== Provided data
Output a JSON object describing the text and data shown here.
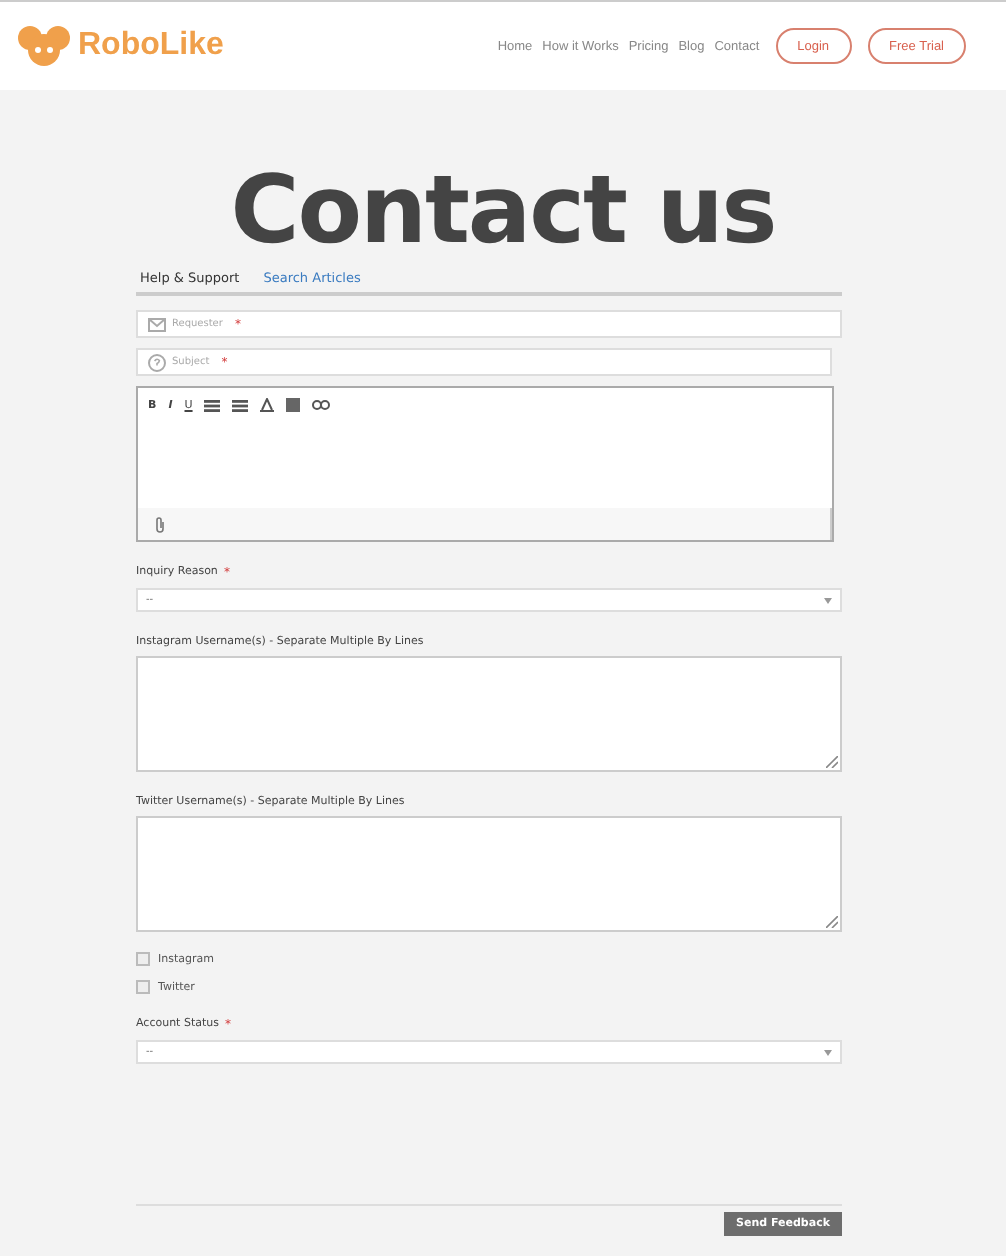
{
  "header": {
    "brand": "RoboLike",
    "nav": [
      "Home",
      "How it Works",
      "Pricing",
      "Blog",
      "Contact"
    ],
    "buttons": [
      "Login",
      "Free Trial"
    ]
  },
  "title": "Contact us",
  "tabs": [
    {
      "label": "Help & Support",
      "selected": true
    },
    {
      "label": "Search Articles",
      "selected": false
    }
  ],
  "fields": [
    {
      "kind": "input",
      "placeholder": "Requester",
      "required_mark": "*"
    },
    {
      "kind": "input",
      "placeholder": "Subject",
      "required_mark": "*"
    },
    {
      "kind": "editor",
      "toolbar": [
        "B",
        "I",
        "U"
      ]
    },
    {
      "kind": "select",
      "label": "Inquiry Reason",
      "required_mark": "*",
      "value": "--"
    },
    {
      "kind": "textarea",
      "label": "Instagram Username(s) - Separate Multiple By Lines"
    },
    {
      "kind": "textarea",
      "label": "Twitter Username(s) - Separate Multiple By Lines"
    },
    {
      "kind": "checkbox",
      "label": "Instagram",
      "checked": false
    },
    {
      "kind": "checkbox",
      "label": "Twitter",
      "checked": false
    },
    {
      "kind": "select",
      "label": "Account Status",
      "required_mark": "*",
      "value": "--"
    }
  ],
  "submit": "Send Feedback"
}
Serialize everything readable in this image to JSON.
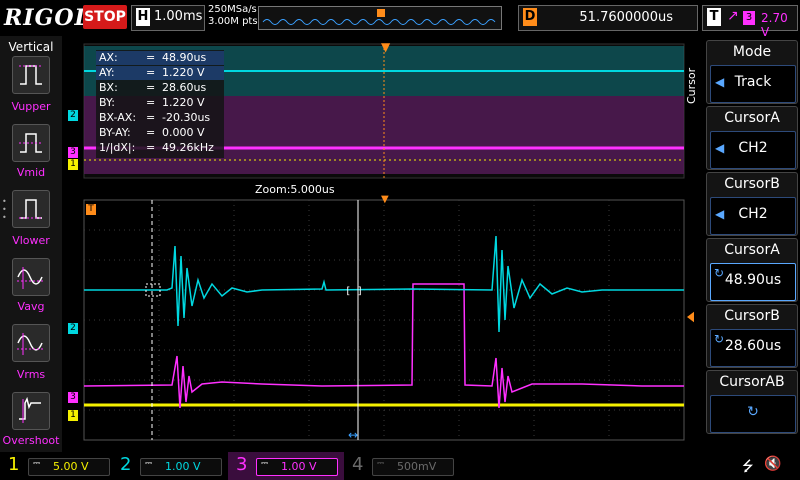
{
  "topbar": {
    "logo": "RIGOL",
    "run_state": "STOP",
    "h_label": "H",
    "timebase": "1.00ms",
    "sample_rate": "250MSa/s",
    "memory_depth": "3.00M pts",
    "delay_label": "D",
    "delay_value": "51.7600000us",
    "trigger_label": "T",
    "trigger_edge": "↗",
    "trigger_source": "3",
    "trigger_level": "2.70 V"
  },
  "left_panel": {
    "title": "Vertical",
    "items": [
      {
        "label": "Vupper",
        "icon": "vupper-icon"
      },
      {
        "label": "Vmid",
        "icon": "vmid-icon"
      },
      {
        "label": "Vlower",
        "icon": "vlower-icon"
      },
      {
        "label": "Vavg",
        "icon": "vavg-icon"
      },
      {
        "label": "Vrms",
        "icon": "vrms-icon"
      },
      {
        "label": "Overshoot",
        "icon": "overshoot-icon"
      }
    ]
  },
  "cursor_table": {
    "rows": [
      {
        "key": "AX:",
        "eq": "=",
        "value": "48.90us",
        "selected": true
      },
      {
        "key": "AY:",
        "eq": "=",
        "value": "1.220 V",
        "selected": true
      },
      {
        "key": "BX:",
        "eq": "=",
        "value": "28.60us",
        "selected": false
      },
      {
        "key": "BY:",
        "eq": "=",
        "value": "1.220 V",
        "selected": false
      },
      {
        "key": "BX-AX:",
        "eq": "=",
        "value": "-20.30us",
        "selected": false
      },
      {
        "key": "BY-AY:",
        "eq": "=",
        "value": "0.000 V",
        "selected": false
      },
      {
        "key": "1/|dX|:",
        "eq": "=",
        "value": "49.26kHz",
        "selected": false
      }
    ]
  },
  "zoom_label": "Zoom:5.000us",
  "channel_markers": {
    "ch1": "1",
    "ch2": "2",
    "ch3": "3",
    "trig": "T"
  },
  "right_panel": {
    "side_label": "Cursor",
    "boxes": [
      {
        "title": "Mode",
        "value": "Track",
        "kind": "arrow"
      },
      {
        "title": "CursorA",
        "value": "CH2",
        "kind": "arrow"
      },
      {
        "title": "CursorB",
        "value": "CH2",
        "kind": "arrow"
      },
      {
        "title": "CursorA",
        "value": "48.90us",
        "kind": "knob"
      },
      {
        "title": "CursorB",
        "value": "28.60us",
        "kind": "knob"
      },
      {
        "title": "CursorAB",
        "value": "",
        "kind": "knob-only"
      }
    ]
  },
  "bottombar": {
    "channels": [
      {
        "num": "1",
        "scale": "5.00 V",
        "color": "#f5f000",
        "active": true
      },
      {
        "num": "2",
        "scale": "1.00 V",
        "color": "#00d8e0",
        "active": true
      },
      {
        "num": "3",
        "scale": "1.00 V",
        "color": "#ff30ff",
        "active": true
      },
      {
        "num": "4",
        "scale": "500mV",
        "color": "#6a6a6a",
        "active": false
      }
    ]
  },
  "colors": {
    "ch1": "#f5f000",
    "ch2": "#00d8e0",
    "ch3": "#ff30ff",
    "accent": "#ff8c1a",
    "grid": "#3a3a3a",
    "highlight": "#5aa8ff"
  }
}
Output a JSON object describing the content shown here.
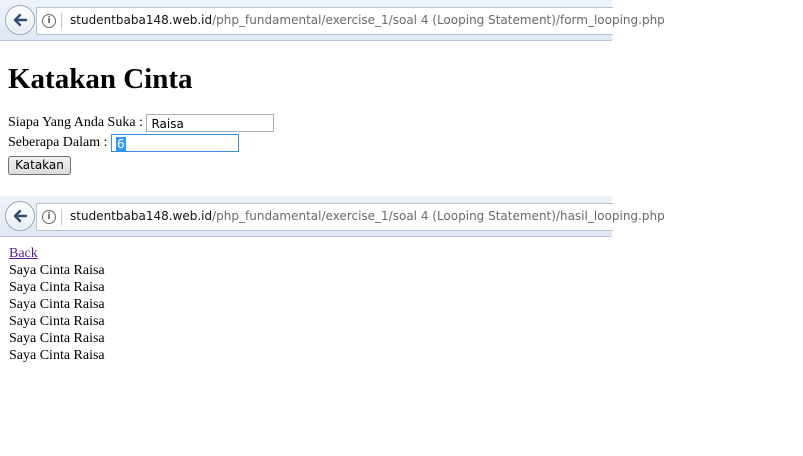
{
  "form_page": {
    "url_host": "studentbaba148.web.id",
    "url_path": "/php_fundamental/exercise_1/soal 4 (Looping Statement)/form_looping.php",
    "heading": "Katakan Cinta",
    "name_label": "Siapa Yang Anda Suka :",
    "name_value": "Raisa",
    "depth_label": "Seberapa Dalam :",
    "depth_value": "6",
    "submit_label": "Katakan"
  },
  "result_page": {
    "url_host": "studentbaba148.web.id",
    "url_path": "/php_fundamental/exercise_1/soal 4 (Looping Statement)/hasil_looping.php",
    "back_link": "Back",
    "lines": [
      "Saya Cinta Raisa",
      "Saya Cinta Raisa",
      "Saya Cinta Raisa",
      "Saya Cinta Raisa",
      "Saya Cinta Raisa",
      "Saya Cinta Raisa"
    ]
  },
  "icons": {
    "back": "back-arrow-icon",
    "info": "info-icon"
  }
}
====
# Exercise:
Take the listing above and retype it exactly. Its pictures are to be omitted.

# Result for this task:
Output a JSON object describing the text and data shown here.
{
  "header": {
    "brand": "RoboLike",
    "nav": [
      "Home",
      "How it Works",
      "Pricing",
      "Blog",
      "Contact"
    ],
    "buttons": [
      "Login",
      "Free Trial"
    ]
  },
  "title": "Contact us",
  "tabs": [
    {
      "label": "Help & Support",
      "selected": true
    },
    {
      "label": "Search Articles",
      "selected": false
    }
  ],
  "fields": [
    {
      "kind": "input",
      "placeholder": "Requester",
      "required_mark": "*"
    },
    {
      "kind": "input",
      "placeholder": "Subject",
      "required_mark": "*"
    },
    {
      "kind": "editor",
      "toolbar": [
        "B",
        "I",
        "U"
      ]
    },
    {
      "kind": "select",
      "label": "Inquiry Reason",
      "required_mark": "*",
      "value": "--"
    },
    {
      "kind": "textarea",
      "label": "Instagram Username(s) - Separate Multiple By Lines"
    },
    {
      "kind": "textarea",
      "label": "Twitter Username(s) - Separate Multiple By Lines"
    },
    {
      "kind": "checkbox",
      "label": "Instagram",
      "checked": false
    },
    {
      "kind": "checkbox",
      "label": "Twitter",
      "checked": false
    },
    {
      "kind": "select",
      "label": "Account Status",
      "required_mark": "*",
      "value": "--"
    }
  ],
  "submit": "Send Feedback"
}
Serialize everything readable in this image to JSON.
{
  "topbar": {
    "logo": "RIGOL",
    "run_state": "STOP",
    "h_label": "H",
    "timebase": "1.00ms",
    "sample_rate": "250MSa/s",
    "memory_depth": "3.00M pts",
    "delay_label": "D",
    "delay_value": "51.7600000us",
    "trigger_label": "T",
    "trigger_edge": "↗",
    "trigger_source": "3",
    "trigger_level": "2.70 V"
  },
  "left_panel": {
    "title": "Vertical",
    "items": [
      {
        "label": "Vupper",
        "icon": "vupper-icon"
      },
      {
        "label": "Vmid",
        "icon": "vmid-icon"
      },
      {
        "label": "Vlower",
        "icon": "vlower-icon"
      },
      {
        "label": "Vavg",
        "icon": "vavg-icon"
      },
      {
        "label": "Vrms",
        "icon": "vrms-icon"
      },
      {
        "label": "Overshoot",
        "icon": "overshoot-icon"
      }
    ]
  },
  "cursor_table": {
    "rows": [
      {
        "key": "AX:",
        "eq": "=",
        "value": "48.90us",
        "selected": true
      },
      {
        "key": "AY:",
        "eq": "=",
        "value": "1.220 V",
        "selected": true
      },
      {
        "key": "BX:",
        "eq": "=",
        "value": "28.60us",
        "selected": false
      },
      {
        "key": "BY:",
        "eq": "=",
        "value": "1.220 V",
        "selected": false
      },
      {
        "key": "BX-AX:",
        "eq": "=",
        "value": "-20.30us",
        "selected": false
      },
      {
        "key": "BY-AY:",
        "eq": "=",
        "value": "0.000 V",
        "selected": false
      },
      {
        "key": "1/|dX|:",
        "eq": "=",
        "value": "49.26kHz",
        "selected": false
      }
    ]
  },
  "zoom_label": "Zoom:5.000us",
  "channel_markers": {
    "ch1": "1",
    "ch2": "2",
    "ch3": "3",
    "trig": "T"
  },
  "right_panel": {
    "side_label": "Cursor",
    "boxes": [
      {
        "title": "Mode",
        "value": "Track",
        "kind": "arrow"
      },
      {
        "title": "CursorA",
        "value": "CH2",
        "kind": "arrow"
      },
      {
        "title": "CursorB",
        "value": "CH2",
        "kind": "arrow"
      },
      {
        "title": "CursorA",
        "value": "48.90us",
        "kind": "knob"
      },
      {
        "title": "CursorB",
        "value": "28.60us",
        "kind": "knob"
      },
      {
        "title": "CursorAB",
        "value": "",
        "kind": "knob-only"
      }
    ]
  },
  "bottombar": {
    "channels": [
      {
        "num": "1",
        "scale": "5.00 V",
        "color": "#f5f000",
        "active": true
      },
      {
        "num": "2",
        "scale": "1.00 V",
        "color": "#00d8e0",
        "active": true
      },
      {
        "num": "3",
        "scale": "1.00 V",
        "color": "#ff30ff",
        "active": true
      },
      {
        "num": "4",
        "scale": "500mV",
        "color": "#6a6a6a",
        "active": false
      }
    ]
  },
  "colors": {
    "ch1": "#f5f000",
    "ch2": "#00d8e0",
    "ch3": "#ff30ff",
    "accent": "#ff8c1a",
    "grid": "#3a3a3a",
    "highlight": "#5aa8ff"
  }
}
Output a JSON object describing the content shown here.
{
  "form_page": {
    "url_host": "studentbaba148.web.id",
    "url_path": "/php_fundamental/exercise_1/soal 4 (Looping Statement)/form_looping.php",
    "heading": "Katakan Cinta",
    "name_label": "Siapa Yang Anda Suka :",
    "name_value": "Raisa",
    "depth_label": "Seberapa Dalam :",
    "depth_value": "6",
    "submit_label": "Katakan"
  },
  "result_page": {
    "url_host": "studentbaba148.web.id",
    "url_path": "/php_fundamental/exercise_1/soal 4 (Looping Statement)/hasil_looping.php",
    "back_link": "Back",
    "lines": [
      "Saya Cinta Raisa",
      "Saya Cinta Raisa",
      "Saya Cinta Raisa",
      "Saya Cinta Raisa",
      "Saya Cinta Raisa",
      "Saya Cinta Raisa"
    ]
  },
  "icons": {
    "back": "back-arrow-icon",
    "info": "info-icon"
  }
}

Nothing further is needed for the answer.